Kenya is a diverse country. Visitors to the country are normally awed by the geographical diversity of the country, from the coast with its sandy beaches, the arid and semi-arid lands of northern Kenya, the highlands, the lake region and the numerous wildlife just to a mention but a few.
The diversity straddles beyond geography to culture and other diversities. This should be a basis for wealth and celebration. Unfortunately, Kenya’s diversity is rarely celebrated. Instead, it is a point of tension and disagreements.
The greatest evidence of the tensions around inequality is the discourse relating to the levels of inequality in the country.

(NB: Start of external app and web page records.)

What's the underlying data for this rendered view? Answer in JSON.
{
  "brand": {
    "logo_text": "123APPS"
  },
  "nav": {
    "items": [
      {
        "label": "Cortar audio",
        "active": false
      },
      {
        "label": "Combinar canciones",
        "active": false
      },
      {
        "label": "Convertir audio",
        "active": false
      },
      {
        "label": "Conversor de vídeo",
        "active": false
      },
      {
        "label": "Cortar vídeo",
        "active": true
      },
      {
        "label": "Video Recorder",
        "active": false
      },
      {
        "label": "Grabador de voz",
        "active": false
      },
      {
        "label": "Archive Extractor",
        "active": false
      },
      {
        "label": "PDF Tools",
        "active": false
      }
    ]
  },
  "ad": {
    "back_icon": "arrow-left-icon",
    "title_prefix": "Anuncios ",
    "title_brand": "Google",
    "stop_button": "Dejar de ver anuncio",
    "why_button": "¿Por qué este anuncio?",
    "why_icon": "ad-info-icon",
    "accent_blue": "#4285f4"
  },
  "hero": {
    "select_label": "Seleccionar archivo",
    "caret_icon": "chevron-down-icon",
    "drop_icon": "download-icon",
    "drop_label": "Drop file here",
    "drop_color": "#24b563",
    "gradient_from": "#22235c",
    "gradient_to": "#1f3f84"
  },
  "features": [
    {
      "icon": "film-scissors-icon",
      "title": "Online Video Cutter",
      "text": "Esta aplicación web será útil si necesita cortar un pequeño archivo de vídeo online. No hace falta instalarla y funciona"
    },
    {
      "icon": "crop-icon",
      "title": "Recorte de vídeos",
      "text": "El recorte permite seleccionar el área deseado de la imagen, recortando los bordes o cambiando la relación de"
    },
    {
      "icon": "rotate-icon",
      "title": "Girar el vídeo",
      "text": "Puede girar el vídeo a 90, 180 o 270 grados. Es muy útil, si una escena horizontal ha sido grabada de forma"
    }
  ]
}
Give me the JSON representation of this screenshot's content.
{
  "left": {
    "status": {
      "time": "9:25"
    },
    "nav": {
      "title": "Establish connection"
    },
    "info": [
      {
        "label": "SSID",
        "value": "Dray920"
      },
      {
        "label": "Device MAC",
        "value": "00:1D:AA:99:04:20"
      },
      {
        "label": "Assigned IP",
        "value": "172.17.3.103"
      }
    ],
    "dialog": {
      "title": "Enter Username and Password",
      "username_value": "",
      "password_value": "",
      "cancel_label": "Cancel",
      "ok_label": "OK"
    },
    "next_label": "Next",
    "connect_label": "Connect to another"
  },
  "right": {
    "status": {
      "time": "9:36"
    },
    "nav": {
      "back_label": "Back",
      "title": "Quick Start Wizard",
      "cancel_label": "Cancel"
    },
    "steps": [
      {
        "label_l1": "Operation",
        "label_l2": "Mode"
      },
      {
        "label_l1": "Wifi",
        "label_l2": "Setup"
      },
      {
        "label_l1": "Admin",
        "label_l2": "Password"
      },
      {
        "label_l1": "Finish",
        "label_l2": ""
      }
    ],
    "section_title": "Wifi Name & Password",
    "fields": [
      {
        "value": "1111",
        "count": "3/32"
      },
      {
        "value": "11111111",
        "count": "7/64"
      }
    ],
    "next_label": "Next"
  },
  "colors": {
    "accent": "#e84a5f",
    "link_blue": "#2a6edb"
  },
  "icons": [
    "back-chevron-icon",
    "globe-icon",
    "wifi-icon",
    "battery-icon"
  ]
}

This past week, the United Nations Development Programme launched the 2019 World Development Report at the University of Nairobi.
Aptly titled, beyond income, beyond averages, beyond today, the report discuses the extent of inequality in the world currently pointing out that is it beyond economic inequality and includes different facets including politics, academics and gender.

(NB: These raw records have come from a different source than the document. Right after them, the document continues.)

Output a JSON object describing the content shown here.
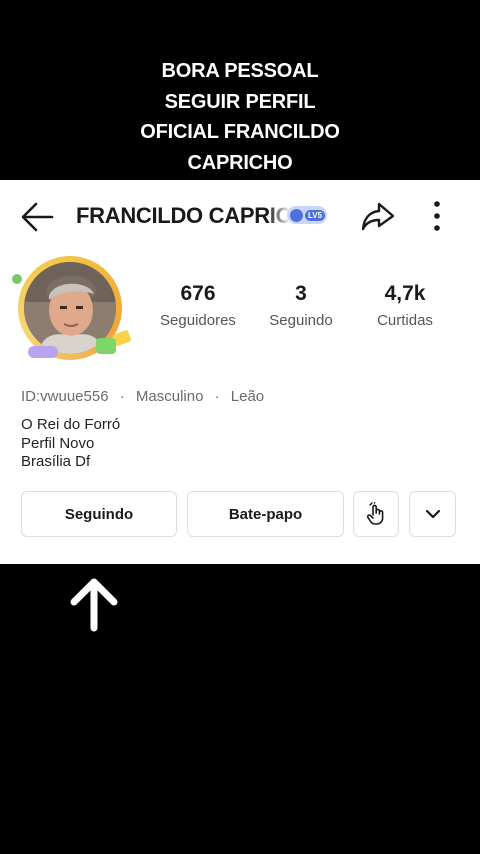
{
  "caption": {
    "lines": [
      "BORA PESSOAL",
      "SEGUIR PERFIL",
      "OFICIAL FRANCILDO",
      "CAPRICHO"
    ]
  },
  "profile": {
    "name": "FRANCILDO CAPRICHO",
    "level_badge": "LV5",
    "stats": [
      {
        "value": "676",
        "label": "Seguidores"
      },
      {
        "value": "3",
        "label": "Seguindo"
      },
      {
        "value": "4,7k",
        "label": "Curtidas"
      }
    ],
    "meta": {
      "id": "ID:vwuue556",
      "separator": "·",
      "gender": "Masculino",
      "sign": "Leão"
    },
    "bio": [
      "O Rei do Forró",
      "Perfil Novo",
      "Brasília Df"
    ]
  },
  "actions": {
    "following_label": "Seguindo",
    "chat_label": "Bate-papo"
  },
  "icons": {
    "back": "arrow-left-icon",
    "share": "share-icon",
    "more": "vertical-dots-icon",
    "gift": "hand-tap-icon",
    "dropdown": "chevron-down-icon",
    "pointer": "arrow-up-icon"
  },
  "colors": {
    "background": "#000000",
    "card": "#ffffff",
    "caption_text": "#ffffff",
    "avatar_ring": "#f4c443",
    "level_badge": "#4f6fe0"
  }
}
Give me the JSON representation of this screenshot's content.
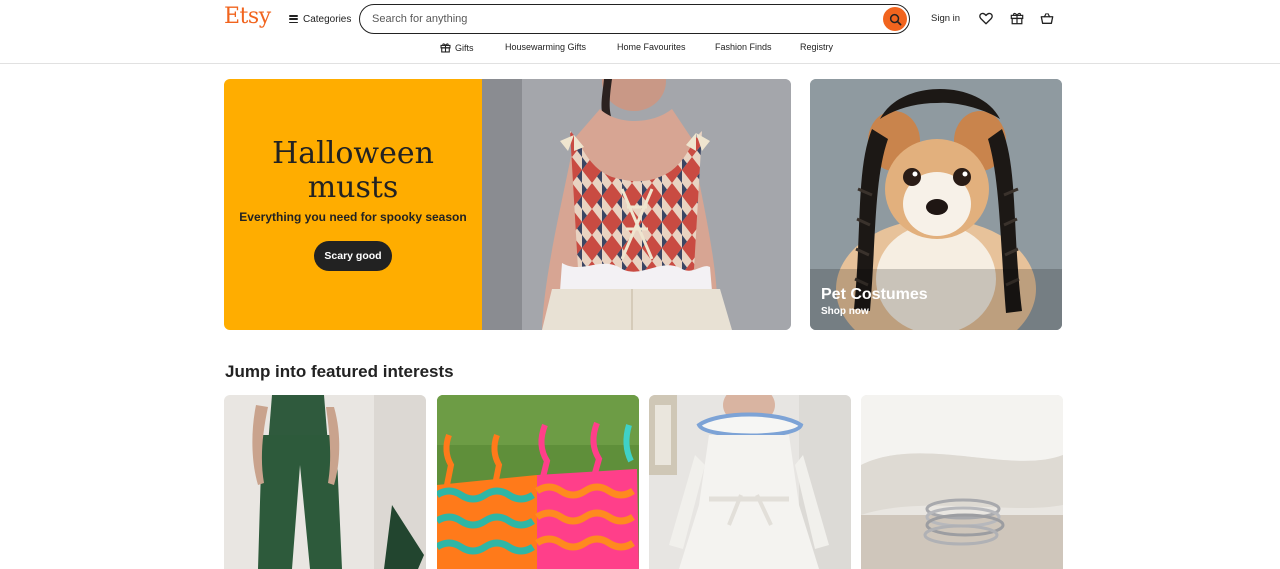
{
  "header": {
    "logo": "Etsy",
    "categories_label": "Categories",
    "search_placeholder": "Search for anything",
    "signin_label": "Sign in",
    "icons": [
      "search-icon",
      "heart-icon",
      "gift-icon",
      "basket-icon"
    ]
  },
  "subnav": {
    "items": [
      {
        "label": "Gifts",
        "icon": "gift-icon"
      },
      {
        "label": "Housewarming Gifts"
      },
      {
        "label": "Home Favourites"
      },
      {
        "label": "Fashion Finds"
      },
      {
        "label": "Registry"
      }
    ]
  },
  "hero": {
    "title_line1": "Halloween",
    "title_line2": "musts",
    "subtitle": "Everything you need for spooky season",
    "button_label": "Scary good"
  },
  "pet": {
    "title": "Pet Costumes",
    "cta": "Shop now"
  },
  "featured": {
    "title": "Jump into featured interests",
    "tiles": [
      "green-suit-photo",
      "knit-tops-photo",
      "white-costume-photo",
      "silver-rings-photo"
    ]
  },
  "colors": {
    "brand": "#f1641e",
    "hero_bg": "#ffad00",
    "dark": "#222222"
  }
}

The message that one gets from the above report is the need to be more innovative, futuristic and bold in strategies and efforts to address inequality in the country. The kind of education that students get in school plays a critical role in helping society come to terms with the anatomy of inequality in its midst and start to design solutions to its inequality challenge. Attending one such class for law students this past week was consequently revealing.
The lecture by a guest speaker, investigated the different facets of inequality and the importance of tackling them. A fundamental message was that unless we are honest about bridging the inequality divide, we cannot create a progressive and developed society.

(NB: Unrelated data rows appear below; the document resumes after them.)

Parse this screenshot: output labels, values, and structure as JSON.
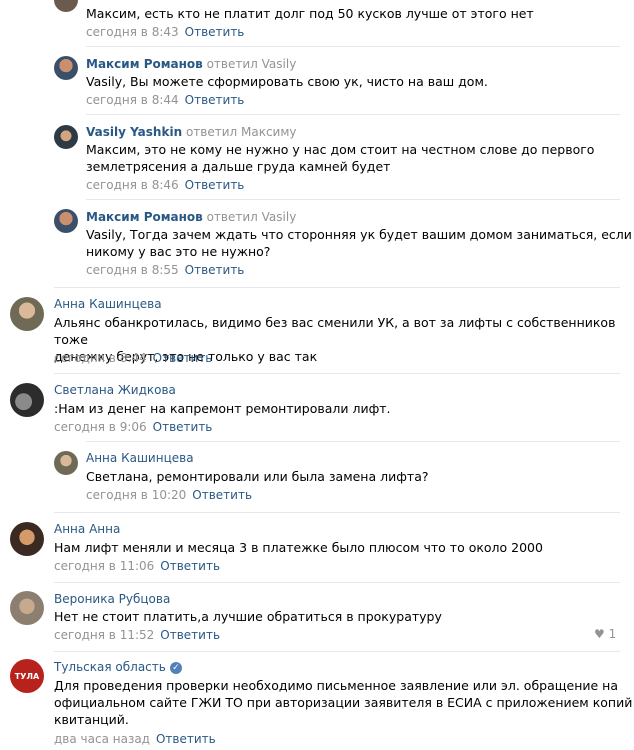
{
  "comments": [
    {
      "text": "Максим, есть кто не платит долг под 50 кусков лучше от этого нет",
      "time": "сегодня в 8:43",
      "reply_label": "Ответить"
    },
    {
      "author": "Максим Романов",
      "replied_to": "ответил Vasily",
      "text": "Vasily, Вы можете сформировать свою ук, чисто на ваш дом.",
      "time": "сегодня в 8:44",
      "reply_label": "Ответить"
    },
    {
      "author": "Vasily Yashkin",
      "replied_to": "ответил Максиму",
      "text": "Максим, это не кому не нужно у нас дом стоит на честном слове до первого\nземлетрясения а дальше груда камней будет",
      "time": "сегодня в 8:46",
      "reply_label": "Ответить"
    },
    {
      "author": "Максим Романов",
      "replied_to": "ответил Vasily",
      "text": "Vasily, Тогда зачем ждать что сторонняя ук будет вашим домом заниматься, если\nникому у вас это не нужно?",
      "time": "сегодня в 8:55",
      "reply_label": "Ответить"
    },
    {
      "author": "Анна Кашинцева",
      "text": "Альянс обанкротилась, видимо без вас сменили УК, а вот за лифты с собственников тоже\nденежку берут, это не только у вас так",
      "time": "сегодня в 8:44",
      "reply_label": "Ответить"
    },
    {
      "author": "Светлана Жидкова",
      "text": ":Нам из денег на капремонт ремонтировали лифт.",
      "time": "сегодня в 9:06",
      "reply_label": "Ответить"
    },
    {
      "author": "Анна Кашинцева",
      "text": "Светлана, ремонтировали или была замена лифта?",
      "time": "сегодня в 10:20",
      "reply_label": "Ответить"
    },
    {
      "author": "Анна Анна",
      "text": "Нам лифт меняли и месяца 3 в платежке было плюсом что то около 2000",
      "time": "сегодня в 11:06",
      "reply_label": "Ответить"
    },
    {
      "author": "Вероника Рубцова",
      "text": "Нет не стоит платить,а лучшие обратиться в прокуратуру",
      "time": "сегодня в 11:52",
      "reply_label": "Ответить",
      "likes": "1"
    },
    {
      "author": "Тульская область",
      "text": "Для проведения проверки необходимо письменное заявление или эл. обращение на\nофициальном сайте ГЖИ ТО при авторизации заявителя в ЕСИА с приложением копий\nквитанций.",
      "time": "два часа назад",
      "reply_label": "Ответить",
      "avatar_text": "ТУЛА"
    }
  ],
  "colors": {
    "link": "#2a5885",
    "muted": "#939393",
    "divider": "#e7e8ec",
    "verified": "#5181b8"
  }
}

Many in society make the statements that their success is due to hard work without realizing that luck too plays a big role in where they are. It is important, therefore, that society appreciates why measures to equalize chances and lift those who are otherwise disadvantaged are essential in a democracy.
Three areas that the conversations around diversity and inequality brought to my mind are those of education, culture and devolution. The place of education in any society is well appreciated. It explains why most societies spend a large part of their annual budget on the education sector.
However, we need to pay more attention not just on the amount we spend on this sector but the kind of output we generate from our investment.
What kind of human beings are our education system producing? This is a question of the relevance and focus of the education curriculum. The education curriculum reforms to introduce competence-based learning is a good first step. There is need to ensure that the reforms move to the content and focus of university curriculum too.
Secondly, it must strive to ensure an education with a philosophy. One whose theoretical base is the need to address the manifest inequality of various forms in the Kenyan society. Students must have skills of challenging the causes of inequality and designing policy options to deal with them fundamentally.
The second issue is the place of culture. A report in the media that the Cabinet had last week resolved to seek Parliament’s intervention in amending the Public Holidays Act to rename Boxing Day to Utamaduni Day is a welcome move. It seeks to implement the recommendations that citizens made to the building Bridges Initiative Task Force.
The idea behind the move is to provide a day where Kenyans celebrate their diverse cultures. By so doing we all not just learn of the cultures of communities in the country but also inculcate a sense of celebrating our diversity. This way various communities will view each other as members of one bigger family called Kenya.
They will also appreciate the contribution of each other in building this diverse and admired territory and country as opposed to the current approach of competition and conflict amongst different cultures.